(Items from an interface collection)
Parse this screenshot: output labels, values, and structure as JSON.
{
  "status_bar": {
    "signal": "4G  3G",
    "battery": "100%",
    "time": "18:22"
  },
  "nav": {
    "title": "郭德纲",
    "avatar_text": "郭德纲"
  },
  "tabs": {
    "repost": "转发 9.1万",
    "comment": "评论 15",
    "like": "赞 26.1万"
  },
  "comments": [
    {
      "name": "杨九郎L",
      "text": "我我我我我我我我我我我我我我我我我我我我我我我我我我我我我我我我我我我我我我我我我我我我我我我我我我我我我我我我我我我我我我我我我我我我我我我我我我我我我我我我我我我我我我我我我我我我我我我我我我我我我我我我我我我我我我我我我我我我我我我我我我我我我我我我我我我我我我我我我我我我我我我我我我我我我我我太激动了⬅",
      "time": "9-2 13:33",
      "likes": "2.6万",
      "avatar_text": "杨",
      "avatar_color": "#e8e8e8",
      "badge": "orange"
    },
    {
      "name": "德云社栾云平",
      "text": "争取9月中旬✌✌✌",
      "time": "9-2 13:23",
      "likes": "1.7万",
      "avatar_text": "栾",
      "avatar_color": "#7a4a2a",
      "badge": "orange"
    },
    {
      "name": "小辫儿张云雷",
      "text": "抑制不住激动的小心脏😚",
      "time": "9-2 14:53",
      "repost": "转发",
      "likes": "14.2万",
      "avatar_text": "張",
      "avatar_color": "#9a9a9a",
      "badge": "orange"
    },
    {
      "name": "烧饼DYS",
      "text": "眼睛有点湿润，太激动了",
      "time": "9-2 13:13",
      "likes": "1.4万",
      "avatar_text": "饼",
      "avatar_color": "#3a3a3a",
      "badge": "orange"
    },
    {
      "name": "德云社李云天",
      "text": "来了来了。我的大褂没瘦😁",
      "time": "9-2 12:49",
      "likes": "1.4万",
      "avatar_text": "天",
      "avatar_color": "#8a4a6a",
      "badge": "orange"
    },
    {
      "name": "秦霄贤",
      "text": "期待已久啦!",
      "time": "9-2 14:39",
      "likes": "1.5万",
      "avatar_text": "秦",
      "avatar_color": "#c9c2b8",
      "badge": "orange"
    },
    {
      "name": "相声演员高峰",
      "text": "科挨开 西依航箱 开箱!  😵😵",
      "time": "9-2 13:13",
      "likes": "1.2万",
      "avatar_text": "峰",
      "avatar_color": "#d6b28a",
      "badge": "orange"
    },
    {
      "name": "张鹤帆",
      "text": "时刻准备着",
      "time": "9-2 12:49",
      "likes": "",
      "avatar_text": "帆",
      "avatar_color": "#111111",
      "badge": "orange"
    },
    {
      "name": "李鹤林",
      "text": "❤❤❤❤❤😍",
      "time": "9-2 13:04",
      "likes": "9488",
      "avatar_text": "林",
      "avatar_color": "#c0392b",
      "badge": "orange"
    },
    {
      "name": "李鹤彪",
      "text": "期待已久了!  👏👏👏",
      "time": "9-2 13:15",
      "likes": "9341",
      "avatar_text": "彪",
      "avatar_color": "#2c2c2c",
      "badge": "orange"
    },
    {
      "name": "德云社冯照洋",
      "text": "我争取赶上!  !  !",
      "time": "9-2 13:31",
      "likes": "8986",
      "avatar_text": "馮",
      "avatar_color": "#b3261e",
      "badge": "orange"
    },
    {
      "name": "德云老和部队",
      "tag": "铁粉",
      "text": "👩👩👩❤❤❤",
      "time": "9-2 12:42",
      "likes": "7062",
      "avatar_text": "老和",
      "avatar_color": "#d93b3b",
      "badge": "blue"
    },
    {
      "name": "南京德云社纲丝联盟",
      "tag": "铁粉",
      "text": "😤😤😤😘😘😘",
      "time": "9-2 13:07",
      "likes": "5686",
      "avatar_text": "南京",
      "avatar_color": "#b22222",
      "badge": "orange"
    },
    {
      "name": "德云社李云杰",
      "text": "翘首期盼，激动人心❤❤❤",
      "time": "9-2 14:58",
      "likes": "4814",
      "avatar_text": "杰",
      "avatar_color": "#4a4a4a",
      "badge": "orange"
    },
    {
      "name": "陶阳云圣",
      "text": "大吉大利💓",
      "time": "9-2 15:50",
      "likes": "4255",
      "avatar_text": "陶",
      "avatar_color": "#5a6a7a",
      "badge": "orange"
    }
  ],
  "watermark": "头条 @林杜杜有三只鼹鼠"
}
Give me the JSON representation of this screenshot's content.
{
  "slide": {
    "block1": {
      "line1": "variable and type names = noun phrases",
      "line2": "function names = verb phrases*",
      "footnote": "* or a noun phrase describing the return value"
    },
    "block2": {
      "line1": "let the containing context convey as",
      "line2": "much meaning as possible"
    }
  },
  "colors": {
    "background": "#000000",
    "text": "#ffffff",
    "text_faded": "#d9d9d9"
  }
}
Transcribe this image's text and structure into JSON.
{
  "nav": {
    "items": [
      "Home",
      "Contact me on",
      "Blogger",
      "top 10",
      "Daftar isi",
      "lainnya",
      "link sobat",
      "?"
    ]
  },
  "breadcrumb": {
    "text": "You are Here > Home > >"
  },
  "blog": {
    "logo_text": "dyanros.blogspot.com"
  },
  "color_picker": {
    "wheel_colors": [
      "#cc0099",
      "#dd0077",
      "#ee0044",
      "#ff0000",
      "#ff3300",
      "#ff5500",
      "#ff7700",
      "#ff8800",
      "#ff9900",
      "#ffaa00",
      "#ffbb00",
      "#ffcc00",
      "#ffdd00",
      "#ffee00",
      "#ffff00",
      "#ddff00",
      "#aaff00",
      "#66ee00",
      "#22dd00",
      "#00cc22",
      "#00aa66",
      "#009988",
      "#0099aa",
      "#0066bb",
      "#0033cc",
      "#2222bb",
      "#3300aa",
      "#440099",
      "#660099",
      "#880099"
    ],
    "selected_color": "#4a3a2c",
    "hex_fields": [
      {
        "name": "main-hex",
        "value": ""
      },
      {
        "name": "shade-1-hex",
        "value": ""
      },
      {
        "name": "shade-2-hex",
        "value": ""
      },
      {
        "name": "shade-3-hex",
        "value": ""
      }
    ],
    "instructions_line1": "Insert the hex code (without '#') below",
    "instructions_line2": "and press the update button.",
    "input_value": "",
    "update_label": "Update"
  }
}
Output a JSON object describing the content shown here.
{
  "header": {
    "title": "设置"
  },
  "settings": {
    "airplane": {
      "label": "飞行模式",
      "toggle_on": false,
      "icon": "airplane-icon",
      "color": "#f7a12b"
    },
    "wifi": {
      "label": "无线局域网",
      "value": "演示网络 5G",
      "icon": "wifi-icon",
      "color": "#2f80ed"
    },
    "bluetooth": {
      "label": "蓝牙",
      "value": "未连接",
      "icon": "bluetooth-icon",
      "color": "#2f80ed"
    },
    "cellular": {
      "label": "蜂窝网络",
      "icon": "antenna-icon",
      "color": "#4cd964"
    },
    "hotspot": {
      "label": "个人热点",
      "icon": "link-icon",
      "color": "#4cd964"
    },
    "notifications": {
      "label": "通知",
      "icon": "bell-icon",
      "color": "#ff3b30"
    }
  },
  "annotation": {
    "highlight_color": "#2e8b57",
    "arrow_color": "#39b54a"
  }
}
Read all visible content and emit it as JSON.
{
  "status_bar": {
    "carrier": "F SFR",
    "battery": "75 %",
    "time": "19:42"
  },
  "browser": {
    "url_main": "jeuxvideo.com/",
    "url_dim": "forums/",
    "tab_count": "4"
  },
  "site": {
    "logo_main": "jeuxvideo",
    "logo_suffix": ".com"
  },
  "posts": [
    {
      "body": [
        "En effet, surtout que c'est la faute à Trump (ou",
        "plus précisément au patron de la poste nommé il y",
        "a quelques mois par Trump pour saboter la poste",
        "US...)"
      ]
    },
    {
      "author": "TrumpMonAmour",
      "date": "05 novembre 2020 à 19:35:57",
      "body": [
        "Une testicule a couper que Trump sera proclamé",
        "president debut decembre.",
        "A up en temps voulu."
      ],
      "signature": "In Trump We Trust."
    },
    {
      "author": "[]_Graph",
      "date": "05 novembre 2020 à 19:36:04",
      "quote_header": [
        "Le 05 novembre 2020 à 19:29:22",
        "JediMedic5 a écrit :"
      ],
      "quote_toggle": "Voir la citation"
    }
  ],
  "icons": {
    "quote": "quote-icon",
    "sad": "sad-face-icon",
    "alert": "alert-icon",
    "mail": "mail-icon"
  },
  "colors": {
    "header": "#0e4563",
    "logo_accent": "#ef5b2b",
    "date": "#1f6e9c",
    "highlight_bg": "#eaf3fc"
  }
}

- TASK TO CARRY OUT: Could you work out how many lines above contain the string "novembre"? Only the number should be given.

- TASK OUTPUT: 3